(App and web page records)
^^^^^^^^^^^^^^^^
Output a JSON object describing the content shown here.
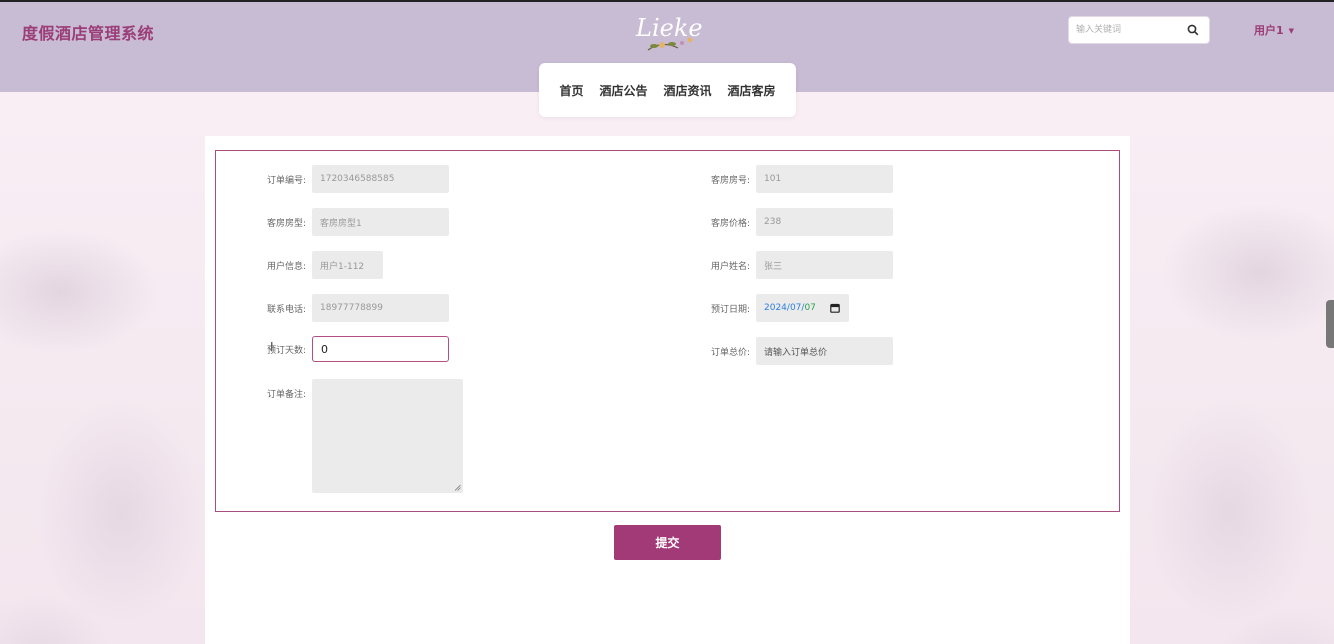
{
  "header": {
    "brand": "度假酒店管理系统",
    "logo_text": "Lieke",
    "search_placeholder": "输入关键词",
    "user_label": "用户1"
  },
  "nav": {
    "items": [
      {
        "label": "首页"
      },
      {
        "label": "酒店公告"
      },
      {
        "label": "酒店资讯"
      },
      {
        "label": "酒店客房"
      }
    ]
  },
  "form": {
    "order_no": {
      "label": "订单编号:",
      "value": "1720346588585"
    },
    "room_no": {
      "label": "客房房号:",
      "value": "101"
    },
    "room_type": {
      "label": "客房房型:",
      "value": "客房房型1"
    },
    "room_price": {
      "label": "客房价格:",
      "value": "238"
    },
    "user_info": {
      "label": "用户信息:",
      "value": "用户1-112"
    },
    "user_name": {
      "label": "用户姓名:",
      "value": "张三"
    },
    "phone": {
      "label": "联系电话:",
      "value": "18977778899"
    },
    "book_date": {
      "label": "预订日期:",
      "year": "2024",
      "month": "07",
      "day": "07",
      "sep": "/"
    },
    "book_days": {
      "label": "预订天数:",
      "value": "0"
    },
    "order_total": {
      "label": "订单总价:",
      "placeholder": "请输入订单总价"
    },
    "order_note": {
      "label": "订单备注:"
    }
  },
  "submit_label": "提交",
  "colors": {
    "brand": "#9b3d78",
    "header_bg": "#c8bbd4",
    "accent": "#a23a78",
    "border": "#a84d80"
  }
}
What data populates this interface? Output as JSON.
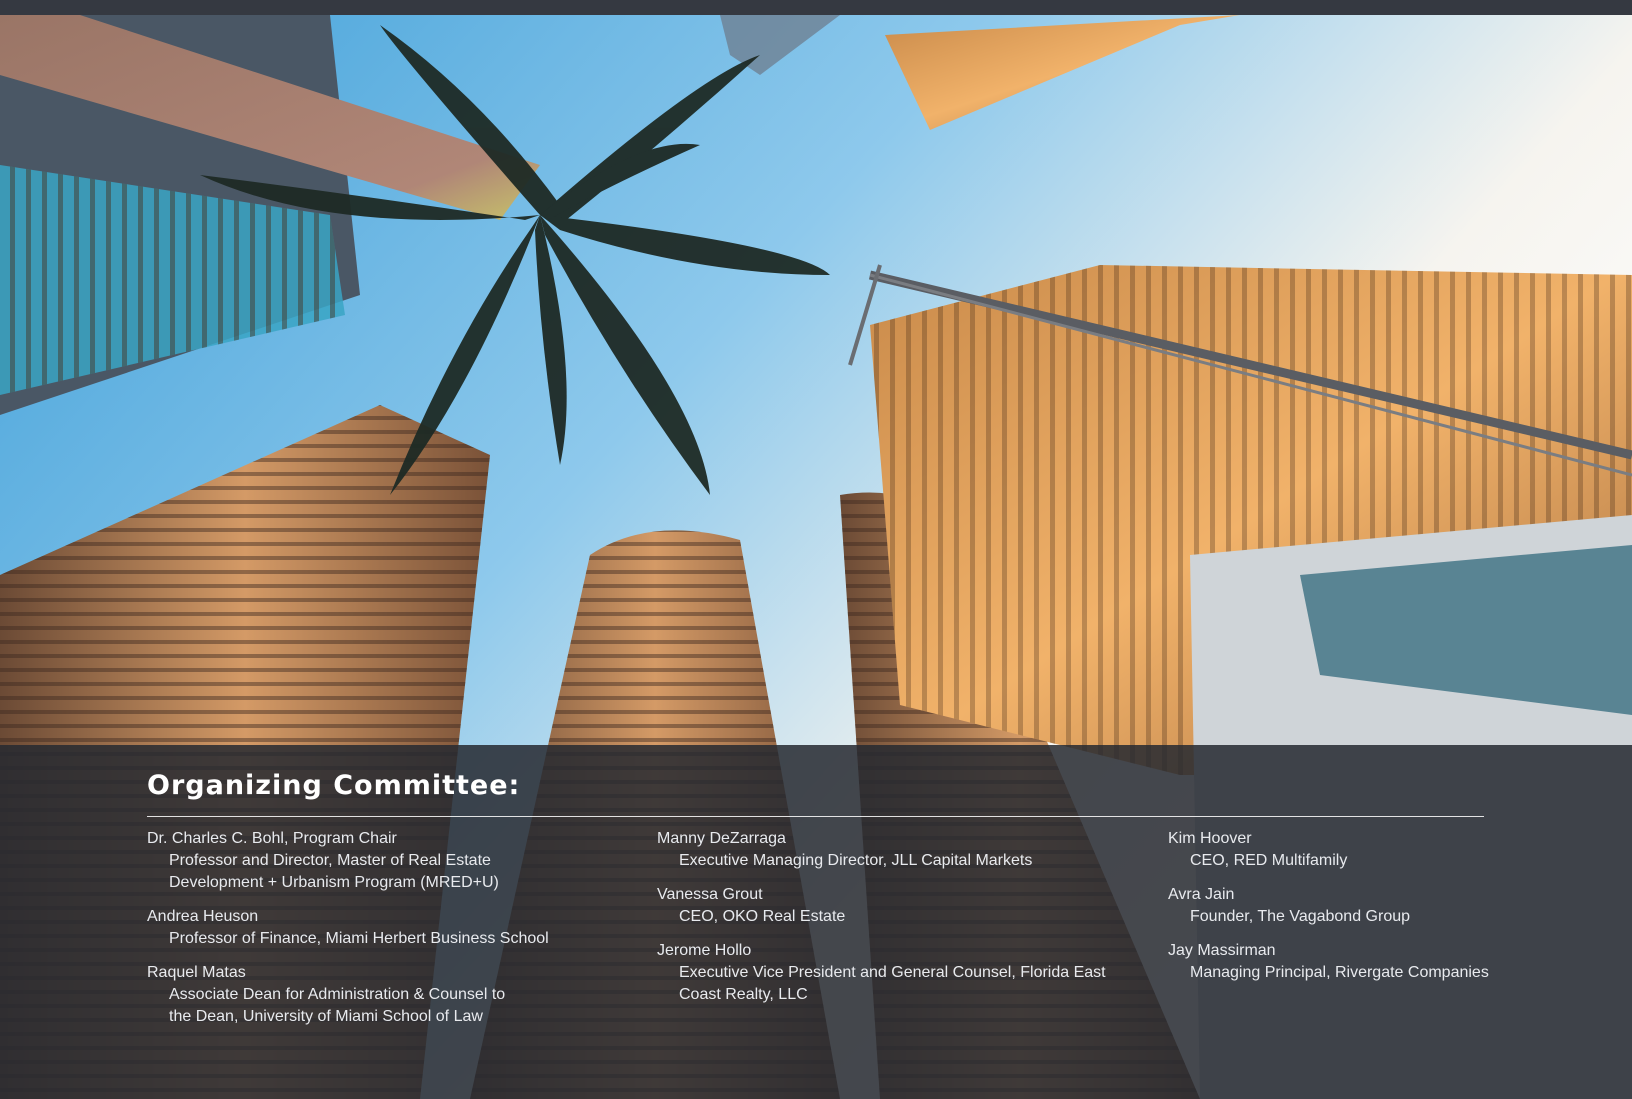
{
  "section": {
    "heading": "Organizing Committee:"
  },
  "columns": [
    {
      "members": [
        {
          "name": "Dr. Charles C. Bohl, Program Chair",
          "role_lines": [
            "Professor and Director, Master of Real Estate",
            "Development + Urbanism Program (MRED+U)"
          ]
        },
        {
          "name": "Andrea Heuson",
          "role_lines": [
            "Professor of Finance, Miami Herbert Business School"
          ]
        },
        {
          "name": "Raquel Matas",
          "role_lines": [
            "Associate Dean for Administration & Counsel to",
            "the Dean, University of Miami School of Law"
          ]
        }
      ]
    },
    {
      "members": [
        {
          "name": "Manny DeZarraga",
          "role_lines": [
            "Executive Managing Director, JLL Capital Markets"
          ]
        },
        {
          "name": "Vanessa Grout",
          "role_lines": [
            "CEO, OKO Real Estate"
          ]
        },
        {
          "name": "Jerome Hollo",
          "role_lines": [
            "Executive Vice President and General Counsel, Florida East",
            "Coast Realty, LLC"
          ]
        }
      ]
    },
    {
      "members": [
        {
          "name": "Kim Hoover",
          "role_lines": [
            "CEO, RED Multifamily"
          ]
        },
        {
          "name": "Avra Jain",
          "role_lines": [
            "Founder, The Vagabond Group"
          ]
        },
        {
          "name": "Jay Massirman",
          "role_lines": [
            "Managing Principal, Rivergate Companies"
          ]
        }
      ]
    }
  ],
  "theme": {
    "overlay": "#262a31",
    "text": "#e8eaee",
    "heading": "#ffffff"
  }
}
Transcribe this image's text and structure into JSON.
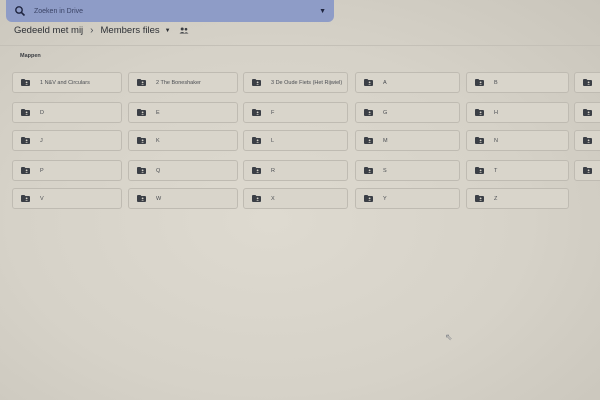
{
  "search": {
    "placeholder": "Zoeken in Drive"
  },
  "breadcrumb": {
    "parent": "Gedeeld met mij",
    "current": "Members files"
  },
  "section": {
    "title": "Mappen"
  },
  "folders": [
    [
      "1 N&V and Circulars",
      "2 The Boneshaker",
      "3 De Oude Fiets (Het Rijwiel)",
      "A",
      "B",
      ""
    ],
    [
      "D",
      "E",
      "F",
      "G",
      "H",
      ""
    ],
    [
      "J",
      "K",
      "L",
      "M",
      "N",
      ""
    ],
    [
      "P",
      "Q",
      "R",
      "S",
      "T",
      ""
    ],
    [
      "V",
      "W",
      "X",
      "Y",
      "Z"
    ]
  ],
  "colors": {
    "folder_icon": "#3b3f46",
    "search_bar": "#8e9cc7"
  }
}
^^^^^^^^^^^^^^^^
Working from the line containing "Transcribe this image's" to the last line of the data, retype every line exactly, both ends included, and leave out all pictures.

The completed task:
Transcribe this image's text and structure into JSON.
{
  "search": {
    "placeholder": "Zoeken in Drive"
  },
  "breadcrumb": {
    "parent": "Gedeeld met mij",
    "current": "Members files"
  },
  "section": {
    "title": "Mappen"
  },
  "folders": [
    [
      "1 N&V and Circulars",
      "2 The Boneshaker",
      "3 De Oude Fiets (Het Rijwiel)",
      "A",
      "B",
      ""
    ],
    [
      "D",
      "E",
      "F",
      "G",
      "H",
      ""
    ],
    [
      "J",
      "K",
      "L",
      "M",
      "N",
      ""
    ],
    [
      "P",
      "Q",
      "R",
      "S",
      "T",
      ""
    ],
    [
      "V",
      "W",
      "X",
      "Y",
      "Z"
    ]
  ],
  "colors": {
    "folder_icon": "#3b3f46",
    "search_bar": "#8e9cc7"
  }
}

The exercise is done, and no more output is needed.